(Probably because the Islanders give off the impression that they’re confused, too.)

Let’s break down some of the more intriguing material:

  • In one eyebrow-raising point, McKenzie said that the Islanders may have gone one step further than asking for the Florida Panthers’ permission to speak with Gerard Gallant. The Isles might have even done so weeks before they fired Jack Capuano. Wow.
  • Even so, that doesn’t guarantee that Gallant will be their future head coach. McKenzie deems that a “long shot” for now and notes that nothing is imminent.
  • Instead, “what you see is what you get,” which means that Doug Weight may serve as interim head coach for a healthy chunk of time. The situation seems in flux overall.

Weight seems fine with whatever, as ESPN reports.

“I’m going to give everything I have, whether it’s five games or 40 games or if it turns into 10 years,” Weight said.

  • Maybe most importantly, McKenzie said that more sweeping changes could come to the Islanders organization this summer. One could imply that GM Garth Snow is in a vulnerable spot, something PHT discussed after Capuano’s firing.
  • Also, Gallant could be in the running for the coaching gig in Las Vegas.

So, yeah, that video above this post’s headline is absolutely worth watching. The NHL Live crew also provides some insight about the Islanders’ struggles and future direction, so check it out.

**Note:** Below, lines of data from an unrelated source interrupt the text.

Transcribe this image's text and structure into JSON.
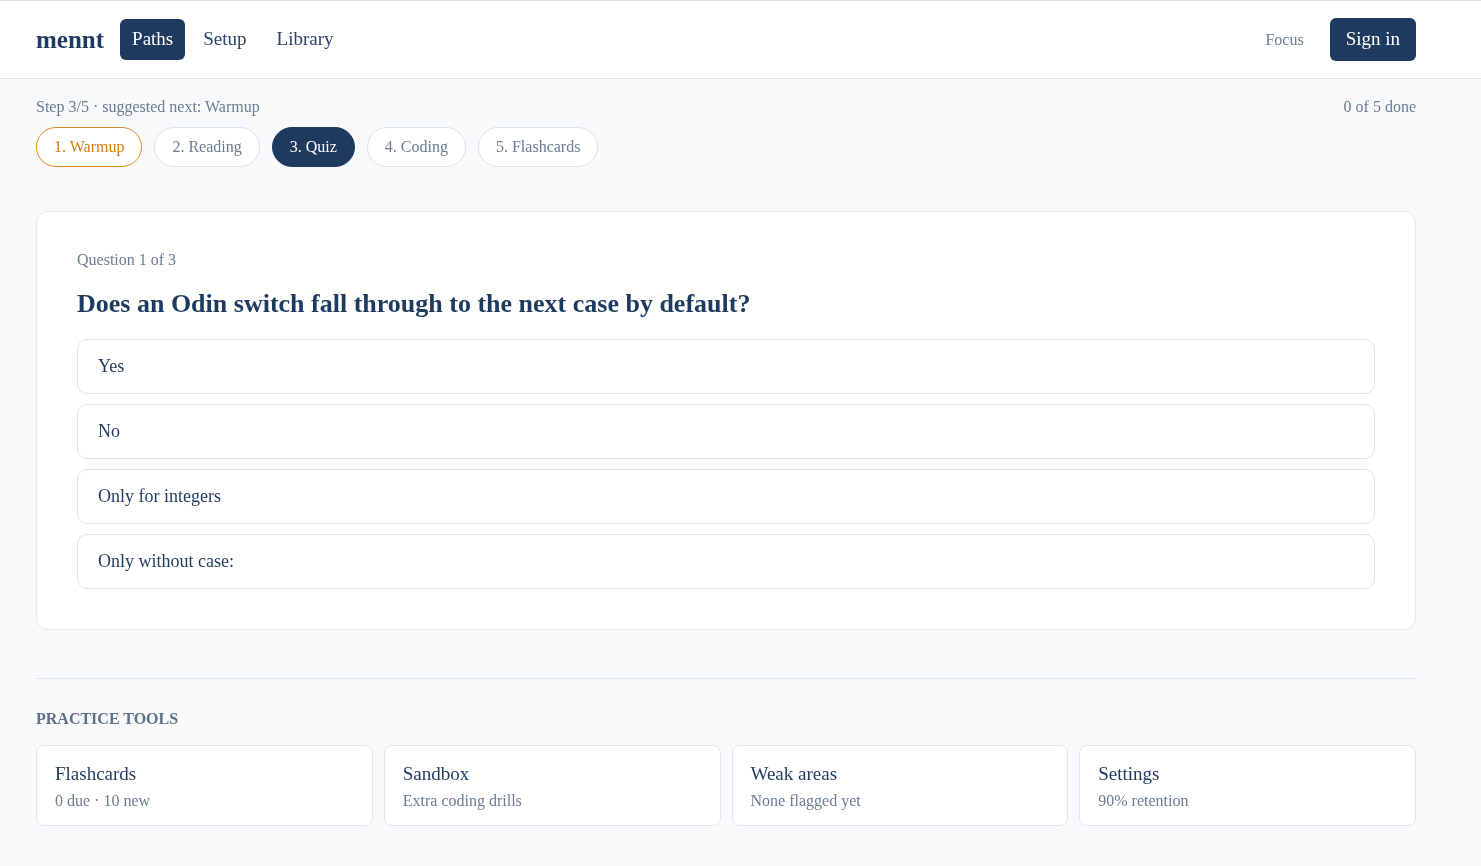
{
  "brand": "mennt",
  "nav": [
    {
      "label": "Paths",
      "selected": true
    },
    {
      "label": "Setup",
      "selected": false
    },
    {
      "label": "Library",
      "selected": false
    }
  ],
  "header_actions": {
    "focus": "Focus",
    "sign_in": "Sign in"
  },
  "progress": {
    "step_text": "Step 3/5 · suggested next: Warmup",
    "done_text": "0 of 5 done"
  },
  "steps": [
    {
      "label": "1. Warmup",
      "selected": false,
      "suggested": true
    },
    {
      "label": "2. Reading",
      "selected": false,
      "suggested": false
    },
    {
      "label": "3. Quiz",
      "selected": true,
      "suggested": false
    },
    {
      "label": "4. Coding",
      "selected": false,
      "suggested": false
    },
    {
      "label": "5. Flashcards",
      "selected": false,
      "suggested": false
    }
  ],
  "quiz": {
    "counter": "Question 1 of 3",
    "question": "Does an Odin switch fall through to the next case by default?",
    "options": [
      {
        "label": "Yes",
        "selected": false
      },
      {
        "label": "No",
        "selected": false
      },
      {
        "label": "Only for integers",
        "selected": false
      },
      {
        "label": "Only without case:",
        "selected": false
      }
    ]
  },
  "practice_tools": {
    "heading": "PRACTICE TOOLS",
    "items": [
      {
        "title": "Flashcards",
        "subtitle": "0 due · 10 new"
      },
      {
        "title": "Sandbox",
        "subtitle": "Extra coding drills"
      },
      {
        "title": "Weak areas",
        "subtitle": "None flagged yet"
      },
      {
        "title": "Settings",
        "subtitle": "90% retention"
      }
    ]
  }
}
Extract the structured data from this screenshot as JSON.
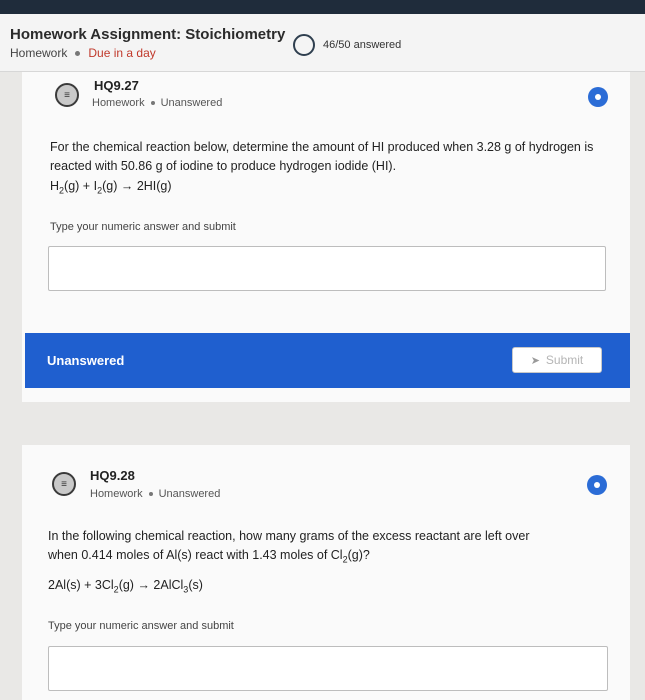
{
  "header": {
    "title": "Homework Assignment: Stoichiometry",
    "type_label": "Homework",
    "due_label": "Due in a day",
    "progress_text": "46/50 answered"
  },
  "questions": [
    {
      "id": "HQ9.27",
      "type": "Homework",
      "status": "Unanswered",
      "text": "For the chemical reaction below, determine the amount of HI produced when 3.28 g of hydrogen is reacted with 50.86 g of iodine to produce hydrogen iodide (HI).",
      "equation": {
        "r1": "H",
        "r1_sub": "2",
        "r1_state": "(g)",
        "plus": " + ",
        "r2": "I",
        "r2_sub": "2",
        "r2_state": "(g)",
        "arrow": " → ",
        "p1": "2HI(g)"
      },
      "hint": "Type your numeric answer and submit",
      "answer_value": "",
      "status_bar_label": "Unanswered",
      "submit_label": "Submit"
    },
    {
      "id": "HQ9.28",
      "type": "Homework",
      "status": "Unanswered",
      "text_a": "In the following chemical reaction, how many grams of the excess reactant are left over",
      "text_b": "when 0.414 moles of Al(s) react with 1.43 moles of Cl",
      "text_b_sub": "2",
      "text_b_end": "(g)?",
      "equation": {
        "r1": "2Al(s)",
        "plus": " + ",
        "r2": "3Cl",
        "r2_sub": "2",
        "r2_state": "(g)",
        "arrow": " → ",
        "p1": "2AlCl",
        "p1_sub": "3",
        "p1_state": "(s)"
      },
      "hint": "Type your numeric answer and submit",
      "answer_value": ""
    }
  ],
  "icons": {
    "question": "list-icon",
    "flag": "circle-dot-icon",
    "progress": "progress-ring-icon",
    "submit": "send-icon"
  },
  "colors": {
    "accent": "#1f5fcf",
    "due": "#c0392b",
    "topbar": "#1f2c3b"
  }
}
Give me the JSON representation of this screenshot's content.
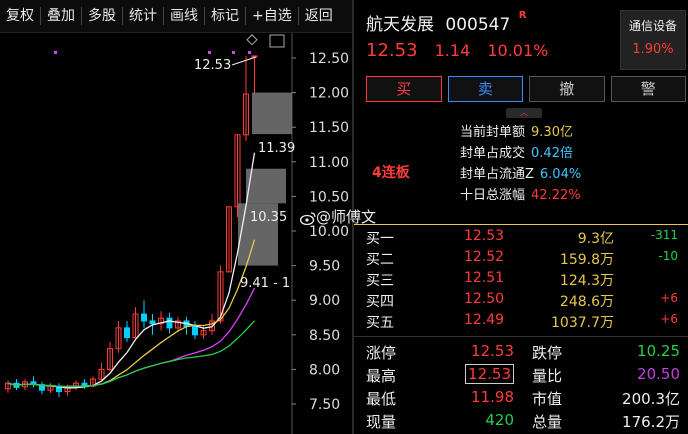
{
  "toolbar": {
    "items": [
      "复权",
      "叠加",
      "多股",
      "统计",
      "画线",
      "标记",
      "+自选",
      "返回"
    ]
  },
  "chart": {
    "y_ticks": [
      "12.50",
      "12.00",
      "11.50",
      "11.00",
      "10.50",
      "10.00",
      "9.50",
      "9.00",
      "8.50",
      "8.00",
      "7.50"
    ],
    "annotations": {
      "high": "12.53",
      "mid1": "11.39",
      "mid2": "10.35",
      "low": "9.41 - 1"
    },
    "colors": {
      "up": "#ff3b3b",
      "down": "#00d0ff",
      "ma5": "#f0f0f0",
      "ma10": "#e6c84a",
      "ma20": "#e040fb",
      "ma30": "#22d04a"
    }
  },
  "stock": {
    "name": "航天发展",
    "code": "000547",
    "flag": "R",
    "price": "12.53",
    "change": "1.14",
    "change_pct": "10.01%"
  },
  "sector_tag": {
    "name": "通信设备",
    "value": "1.90%"
  },
  "actions": {
    "buy": "买",
    "sell": "卖",
    "cancel": "撤",
    "alert": "警"
  },
  "seal": {
    "streak": "4连板",
    "rows": [
      {
        "label": "当前封单额",
        "value": "9.30亿"
      },
      {
        "label": "封单占成交",
        "value": "0.42倍"
      },
      {
        "label": "封单占流通Z",
        "value": "6.04%"
      },
      {
        "label": "十日总涨幅",
        "value": "42.22%"
      }
    ]
  },
  "order_book": [
    {
      "label": "买一",
      "price": "12.53",
      "volume": "9.3亿",
      "change": "-311"
    },
    {
      "label": "买二",
      "price": "12.52",
      "volume": "159.8万",
      "change": "-10"
    },
    {
      "label": "买三",
      "price": "12.51",
      "volume": "124.3万",
      "change": ""
    },
    {
      "label": "买四",
      "price": "12.50",
      "volume": "248.6万",
      "change": "+6"
    },
    {
      "label": "买五",
      "price": "12.49",
      "volume": "1037.7万",
      "change": "+6"
    }
  ],
  "stats": [
    {
      "l1": "涨停",
      "v1": "12.53",
      "l2": "跌停",
      "v2": "10.25"
    },
    {
      "l1": "最高",
      "v1": "12.53",
      "l2": "量比",
      "v2": "20.50"
    },
    {
      "l1": "最低",
      "v1": "11.98",
      "l2": "市值",
      "v2": "200.3亿"
    },
    {
      "l1": "现量",
      "v1": "420",
      "l2": "总量",
      "v2": "176.2万"
    }
  ],
  "watermark": "@师傅文"
}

… And stay tuned. More twists and turns could be coming in this story.